**The problem**
Without altering a word, return the records below, but exclude the pictures.

___ Data

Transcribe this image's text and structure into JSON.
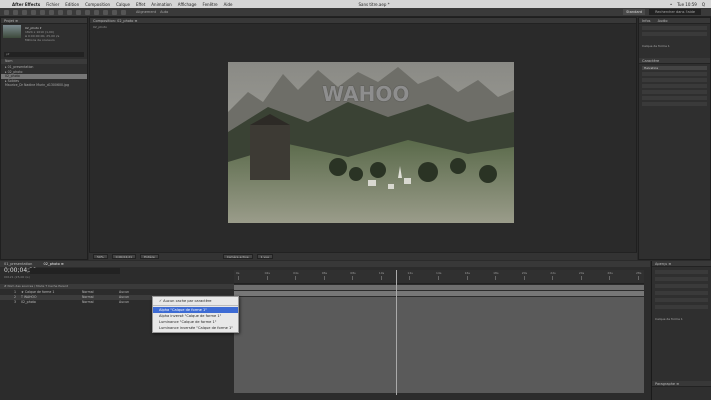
{
  "menubar": {
    "app": "After Effects",
    "items": [
      "Fichier",
      "Edition",
      "Composition",
      "Calque",
      "Effet",
      "Animation",
      "Affichage",
      "Fenêtre",
      "Aide"
    ],
    "title": "Sans titre.aep *",
    "right": [
      "•",
      "Tue 10:59",
      "Q"
    ]
  },
  "toolbar": {
    "alignement": "Alignement",
    "auto": "Auto",
    "workspace": "Standard",
    "search": "Rechercher dans l'aide"
  },
  "project": {
    "tab": "Projet ≡",
    "selected_name": "02_photo ▾",
    "info": [
      "1824 x 1010 (1,00)",
      "Δ 0:00:00:00, 25,00 i/s",
      "Millions de couleurs"
    ],
    "search_placeholder": "ρ▾",
    "header": "Nom",
    "items": [
      {
        "label": "▸ 01_presentation",
        "selected": false
      },
      {
        "label": "▸ 02_photo",
        "selected": false
      },
      {
        "label": "  02_photo",
        "selected": true
      },
      {
        "label": "▸ Solides",
        "selected": false
      },
      {
        "label": "  Maurice_Dr Nadine Murin_d1300600.jpg",
        "selected": false
      }
    ]
  },
  "comp": {
    "tab": "Composition: 02_photo ≡",
    "subtab": "02_photo",
    "overlay_text": "WAHOO",
    "zoom": "50%",
    "timecode": "0;00;04;21",
    "quality": "Entière",
    "camera": "Caméra active",
    "views": "1 vue"
  },
  "rightpanel": {
    "tabs": [
      "Infos",
      "Audio"
    ],
    "char_tab": "Caractère",
    "font": "Helvetica",
    "size": "Calque de forme 1"
  },
  "timeline": {
    "tabs": [
      "01_presentation",
      "02_photo ≡"
    ],
    "timecode": "0;00;04;21",
    "sub": "00121 (25,00 i/s)",
    "header": "# Nom des sources / Mode   T   Cache   Parent",
    "layers": [
      {
        "num": "1",
        "name": "★ Calque de forme 1",
        "mode": "Normal",
        "parent": "Aucun"
      },
      {
        "num": "2",
        "name": "T WAHOO",
        "mode": "Normal",
        "parent": "Aucun"
      },
      {
        "num": "3",
        "name": "02_photo",
        "mode": "Normal",
        "parent": "Aucun"
      }
    ],
    "ruler": [
      "0s",
      "02s",
      "04s",
      "06s",
      "08s",
      "10s",
      "12s",
      "14s",
      "16s",
      "18s",
      "20s",
      "22s",
      "24s",
      "26s",
      "28s"
    ]
  },
  "context_menu": {
    "items": [
      {
        "label": "✓ Aucun cache par caractère",
        "highlight": false
      },
      {
        "sep": true
      },
      {
        "label": "Alpha \"Calque de forme 1\"",
        "highlight": true
      },
      {
        "label": "Alpha inversé \"Calque de forme 1\"",
        "highlight": false
      },
      {
        "label": "Luminance \"Calque de forme 1\"",
        "highlight": false
      },
      {
        "label": "Luminance inversée \"Calque de forme 1\"",
        "highlight": false
      }
    ]
  },
  "rtl": {
    "tabs": [
      "Aperçu ≡"
    ],
    "items": [
      "Calque de forme 1",
      "Paragraphe ≡"
    ]
  }
}
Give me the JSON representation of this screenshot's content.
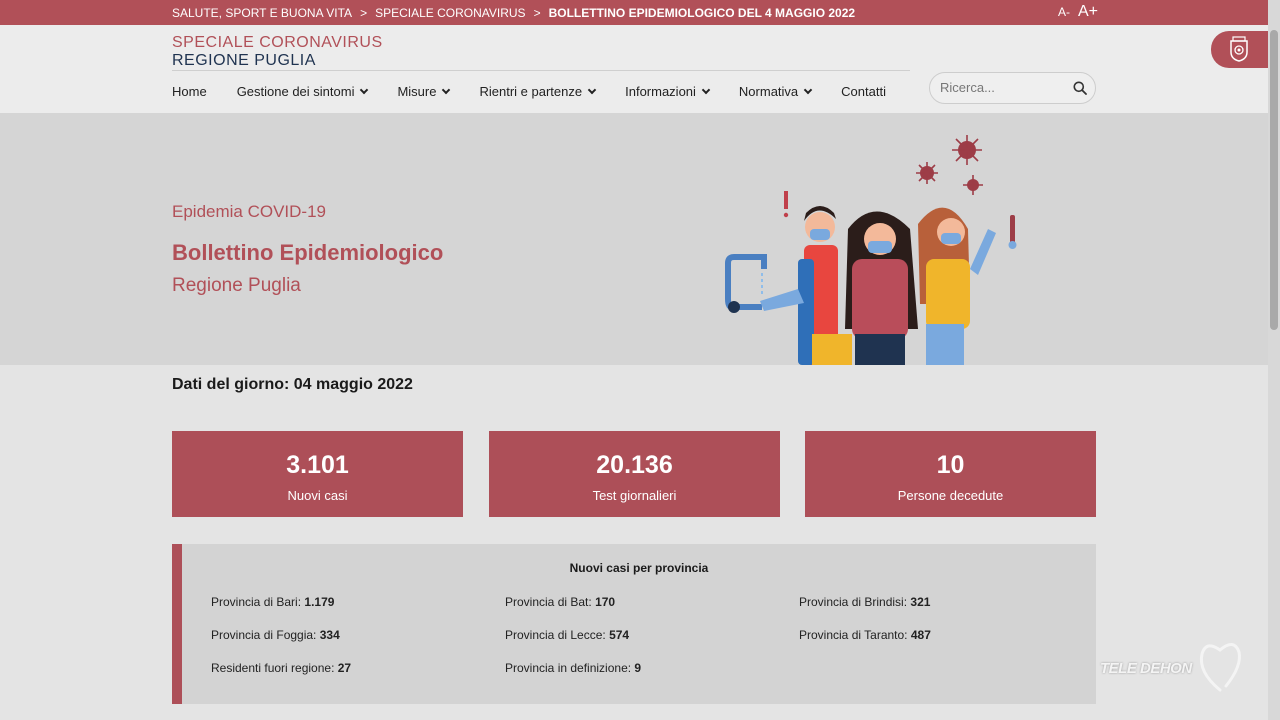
{
  "breadcrumb": {
    "items": [
      "SALUTE, SPORT E BUONA VITA",
      "SPECIALE CORONAVIRUS",
      "BOLLETTINO EPIDEMIOLOGICO DEL 4 MAGGIO 2022"
    ],
    "separator": ">"
  },
  "font_controls": {
    "decrease": "A-",
    "increase": "A+"
  },
  "brand": {
    "line1": "SPECIALE CORONAVIRUS",
    "line2": "REGIONE PUGLIA"
  },
  "nav": {
    "items": [
      {
        "label": "Home",
        "has_dropdown": false
      },
      {
        "label": "Gestione dei sintomi",
        "has_dropdown": true
      },
      {
        "label": "Misure",
        "has_dropdown": true
      },
      {
        "label": "Rientri e partenze",
        "has_dropdown": true
      },
      {
        "label": "Informazioni",
        "has_dropdown": true
      },
      {
        "label": "Normativa",
        "has_dropdown": true
      },
      {
        "label": "Contatti",
        "has_dropdown": false
      }
    ]
  },
  "search": {
    "placeholder": "Ricerca...",
    "value": ""
  },
  "hero": {
    "kicker": "Epidemia COVID-19",
    "title": "Bollettino Epidemiologico",
    "subtitle": "Regione Puglia"
  },
  "date_line": "Dati del giorno: 04 maggio 2022",
  "stats": [
    {
      "value": "3.101",
      "label": "Nuovi casi"
    },
    {
      "value": "20.136",
      "label": "Test giornalieri"
    },
    {
      "value": "10",
      "label": "Persone decedute"
    }
  ],
  "provinces": {
    "title": "Nuovi casi per provincia",
    "items": [
      {
        "label": "Provincia di Bari:",
        "value": "1.179"
      },
      {
        "label": "Provincia di Bat:",
        "value": "170"
      },
      {
        "label": "Provincia di Brindisi:",
        "value": "321"
      },
      {
        "label": "Provincia di Foggia:",
        "value": "334"
      },
      {
        "label": "Provincia di Lecce:",
        "value": "574"
      },
      {
        "label": "Provincia di Taranto:",
        "value": "487"
      },
      {
        "label": "Residenti fuori regione:",
        "value": "27"
      },
      {
        "label": "Provincia in definizione:",
        "value": "9"
      }
    ]
  },
  "watermark": "TELE DEHON",
  "colors": {
    "accent": "#b15058",
    "card": "#ad4f58",
    "brand_dark": "#1f3350"
  },
  "icons": [
    "search-icon",
    "chevron-down-icon",
    "region-seal-icon",
    "covid-illustration",
    "heart-logo-icon"
  ]
}
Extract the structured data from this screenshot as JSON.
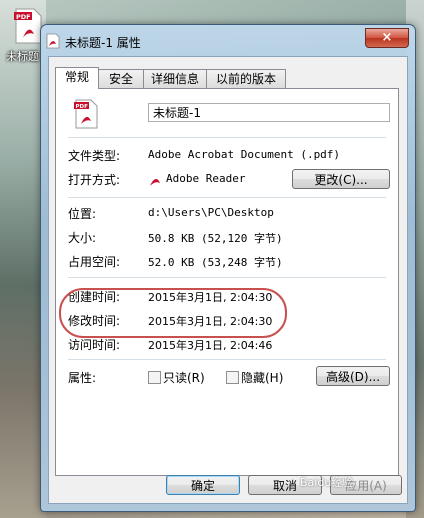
{
  "desktop": {
    "icon_label": "未标题",
    "icon_badge": "PDF"
  },
  "window": {
    "title": "未标题-1 属性",
    "close_glyph": "×"
  },
  "tabs": [
    {
      "label": "常规",
      "active": true
    },
    {
      "label": "安全",
      "active": false
    },
    {
      "label": "详细信息",
      "active": false
    },
    {
      "label": "以前的版本",
      "active": false
    }
  ],
  "general": {
    "file_name": "未标题-1",
    "file_type_label": "文件类型:",
    "file_type_value": "Adobe Acrobat Document (.pdf)",
    "open_with_label": "打开方式:",
    "open_with_value": "Adobe Reader",
    "change_button": "更改(C)...",
    "location_label": "位置:",
    "location_value": "d:\\Users\\PC\\Desktop",
    "size_label": "大小:",
    "size_value": "50.8 KB (52,120 字节)",
    "size_on_disk_label": "占用空间:",
    "size_on_disk_value": "52.0 KB (53,248 字节)",
    "created_label": "创建时间:",
    "created_value": "2015年3月1日, 2:04:30",
    "modified_label": "修改时间:",
    "modified_value": "2015年3月1日, 2:04:30",
    "accessed_label": "访问时间:",
    "accessed_value": "2015年3月1日, 2:04:46",
    "attributes_label": "属性:",
    "readonly_label": "只读(R)",
    "hidden_label": "隐藏(H)",
    "advanced_button": "高级(D)..."
  },
  "footer": {
    "ok": "确定",
    "cancel": "取消",
    "apply": "应用(A)"
  },
  "watermark": "Baidu经验",
  "colors": {
    "pdf_red": "#c8102e",
    "highlight_ring": "#c8504e",
    "close_red": "#c8412b"
  }
}
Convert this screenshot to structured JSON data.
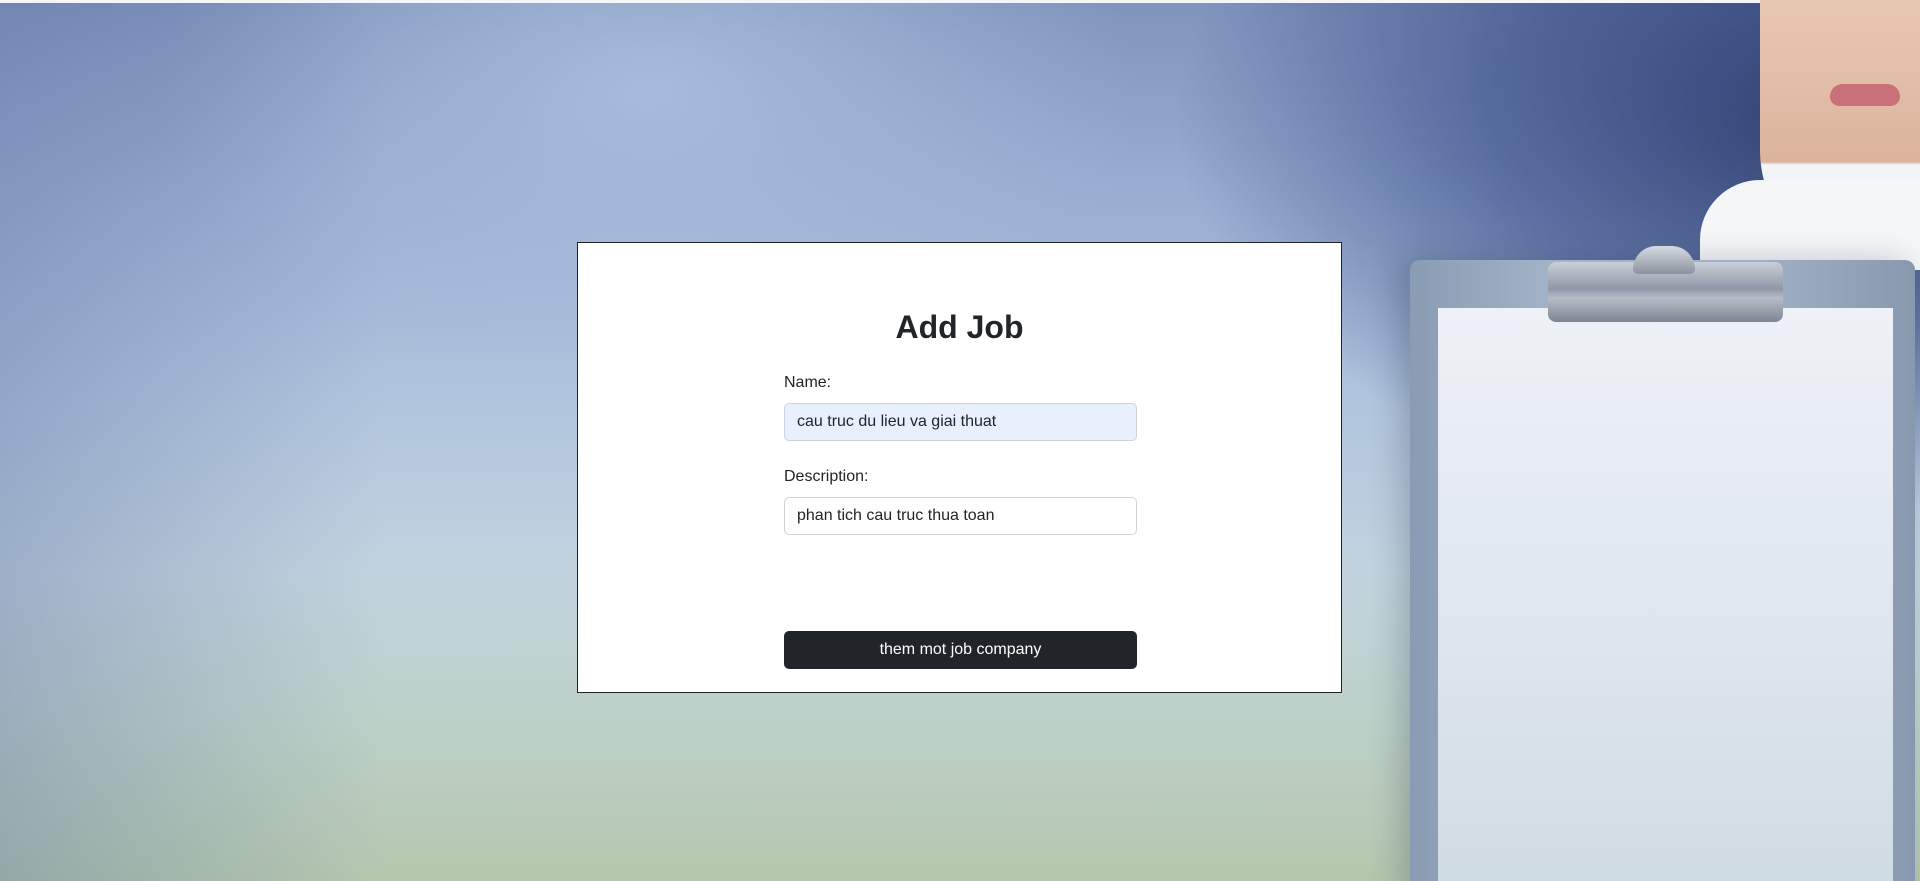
{
  "form": {
    "title": "Add Job",
    "name_label": "Name:",
    "name_value": "cau truc du lieu va giai thuat",
    "description_label": "Description:",
    "description_value": "phan tich cau truc thua toan",
    "submit_label": "them mot job company"
  },
  "colors": {
    "button_background": "#212529",
    "name_input_background": "#e8f0fe",
    "card_background": "#ffffff"
  }
}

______

**Response**
Transcribe this image's text and structure into JSON.
{
  "menubar": {
    "app": "After Effects",
    "items": [
      "Fichier",
      "Edition",
      "Composition",
      "Calque",
      "Effet",
      "Animation",
      "Affichage",
      "Fenêtre",
      "Aide"
    ],
    "title": "Sans titre.aep *",
    "right": [
      "•",
      "Tue 10:59",
      "Q"
    ]
  },
  "toolbar": {
    "alignement": "Alignement",
    "auto": "Auto",
    "workspace": "Standard",
    "search": "Rechercher dans l'aide"
  },
  "project": {
    "tab": "Projet ≡",
    "selected_name": "02_photo ▾",
    "info": [
      "1824 x 1010 (1,00)",
      "Δ 0:00:00:00, 25,00 i/s",
      "Millions de couleurs"
    ],
    "search_placeholder": "ρ▾",
    "header": "Nom",
    "items": [
      {
        "label": "▸ 01_presentation",
        "selected": false
      },
      {
        "label": "▸ 02_photo",
        "selected": false
      },
      {
        "label": "  02_photo",
        "selected": true
      },
      {
        "label": "▸ Solides",
        "selected": false
      },
      {
        "label": "  Maurice_Dr Nadine Murin_d1300600.jpg",
        "selected": false
      }
    ]
  },
  "comp": {
    "tab": "Composition: 02_photo ≡",
    "subtab": "02_photo",
    "overlay_text": "WAHOO",
    "zoom": "50%",
    "timecode": "0;00;04;21",
    "quality": "Entière",
    "camera": "Caméra active",
    "views": "1 vue"
  },
  "rightpanel": {
    "tabs": [
      "Infos",
      "Audio"
    ],
    "char_tab": "Caractère",
    "font": "Helvetica",
    "size": "Calque de forme 1"
  },
  "timeline": {
    "tabs": [
      "01_presentation",
      "02_photo ≡"
    ],
    "timecode": "0;00;04;21",
    "sub": "00121 (25,00 i/s)",
    "header": "# Nom des sources / Mode   T   Cache   Parent",
    "layers": [
      {
        "num": "1",
        "name": "★ Calque de forme 1",
        "mode": "Normal",
        "parent": "Aucun"
      },
      {
        "num": "2",
        "name": "T WAHOO",
        "mode": "Normal",
        "parent": "Aucun"
      },
      {
        "num": "3",
        "name": "02_photo",
        "mode": "Normal",
        "parent": "Aucun"
      }
    ],
    "ruler": [
      "0s",
      "02s",
      "04s",
      "06s",
      "08s",
      "10s",
      "12s",
      "14s",
      "16s",
      "18s",
      "20s",
      "22s",
      "24s",
      "26s",
      "28s"
    ]
  },
  "context_menu": {
    "items": [
      {
        "label": "✓ Aucun cache par caractère",
        "highlight": false
      },
      {
        "sep": true
      },
      {
        "label": "Alpha \"Calque de forme 1\"",
        "highlight": true
      },
      {
        "label": "Alpha inversé \"Calque de forme 1\"",
        "highlight": false
      },
      {
        "label": "Luminance \"Calque de forme 1\"",
        "highlight": false
      },
      {
        "label": "Luminance inversée \"Calque de forme 1\"",
        "highlight": false
      }
    ]
  },
  "rtl": {
    "tabs": [
      "Aperçu ≡"
    ],
    "items": [
      "Calque de forme 1",
      "Paragraphe ≡"
    ]
  }
}
Give me the JSON representation of this screenshot's content.
{
  "breadcrumb": {
    "items": [
      "SALUTE, SPORT E BUONA VITA",
      "SPECIALE CORONAVIRUS",
      "BOLLETTINO EPIDEMIOLOGICO DEL 4 MAGGIO 2022"
    ],
    "separator": ">"
  },
  "font_controls": {
    "decrease": "A-",
    "increase": "A+"
  },
  "brand": {
    "line1": "SPECIALE CORONAVIRUS",
    "line2": "REGIONE PUGLIA"
  },
  "nav": {
    "items": [
      {
        "label": "Home",
        "has_dropdown": false
      },
      {
        "label": "Gestione dei sintomi",
        "has_dropdown": true
      },
      {
        "label": "Misure",
        "has_dropdown": true
      },
      {
        "label": "Rientri e partenze",
        "has_dropdown": true
      },
      {
        "label": "Informazioni",
        "has_dropdown": true
      },
      {
        "label": "Normativa",
        "has_dropdown": true
      },
      {
        "label": "Contatti",
        "has_dropdown": false
      }
    ]
  },
  "search": {
    "placeholder": "Ricerca...",
    "value": ""
  },
  "hero": {
    "kicker": "Epidemia COVID-19",
    "title": "Bollettino Epidemiologico",
    "subtitle": "Regione Puglia"
  },
  "date_line": "Dati del giorno: 04 maggio 2022",
  "stats": [
    {
      "value": "3.101",
      "label": "Nuovi casi"
    },
    {
      "value": "20.136",
      "label": "Test giornalieri"
    },
    {
      "value": "10",
      "label": "Persone decedute"
    }
  ],
  "provinces": {
    "title": "Nuovi casi per provincia",
    "items": [
      {
        "label": "Provincia di Bari:",
        "value": "1.179"
      },
      {
        "label": "Provincia di Bat:",
        "value": "170"
      },
      {
        "label": "Provincia di Brindisi:",
        "value": "321"
      },
      {
        "label": "Provincia di Foggia:",
        "value": "334"
      },
      {
        "label": "Provincia di Lecce:",
        "value": "574"
      },
      {
        "label": "Provincia di Taranto:",
        "value": "487"
      },
      {
        "label": "Residenti fuori regione:",
        "value": "27"
      },
      {
        "label": "Provincia in definizione:",
        "value": "9"
      }
    ]
  },
  "watermark": "TELE DEHON",
  "colors": {
    "accent": "#b15058",
    "card": "#ad4f58",
    "brand_dark": "#1f3350"
  },
  "icons": [
    "search-icon",
    "chevron-down-icon",
    "region-seal-icon",
    "covid-illustration",
    "heart-logo-icon"
  ]
}
Extract the structured data from this screenshot as JSON.
{
  "desktop": {
    "icon_label": "未标题",
    "icon_badge": "PDF"
  },
  "window": {
    "title": "未标题-1 属性",
    "close_glyph": "×"
  },
  "tabs": [
    {
      "label": "常规",
      "active": true
    },
    {
      "label": "安全",
      "active": false
    },
    {
      "label": "详细信息",
      "active": false
    },
    {
      "label": "以前的版本",
      "active": false
    }
  ],
  "general": {
    "file_name": "未标题-1",
    "file_type_label": "文件类型:",
    "file_type_value": "Adobe Acrobat Document (.pdf)",
    "open_with_label": "打开方式:",
    "open_with_value": "Adobe Reader",
    "change_button": "更改(C)...",
    "location_label": "位置:",
    "location_value": "d:\\Users\\PC\\Desktop",
    "size_label": "大小:",
    "size_value": "50.8 KB (52,120 字节)",
    "size_on_disk_label": "占用空间:",
    "size_on_disk_value": "52.0 KB (53,248 字节)",
    "created_label": "创建时间:",
    "created_value": "2015年3月1日, 2:04:30",
    "modified_label": "修改时间:",
    "modified_value": "2015年3月1日, 2:04:30",
    "accessed_label": "访问时间:",
    "accessed_value": "2015年3月1日, 2:04:46",
    "attributes_label": "属性:",
    "readonly_label": "只读(R)",
    "hidden_label": "隐藏(H)",
    "advanced_button": "高级(D)..."
  },
  "footer": {
    "ok": "确定",
    "cancel": "取消",
    "apply": "应用(A)"
  },
  "watermark": "Baidu经验",
  "colors": {
    "pdf_red": "#c8102e",
    "highlight_ring": "#c8504e",
    "close_red": "#c8412b"
  }
}
Convert this screenshot to structured JSON data.
{
  "form": {
    "title": "Add Job",
    "name_label": "Name:",
    "name_value": "cau truc du lieu va giai thuat",
    "description_label": "Description:",
    "description_value": "phan tich cau truc thua toan",
    "submit_label": "them mot job company"
  },
  "colors": {
    "button_background": "#212529",
    "name_input_background": "#e8f0fe",
    "card_background": "#ffffff"
  }
}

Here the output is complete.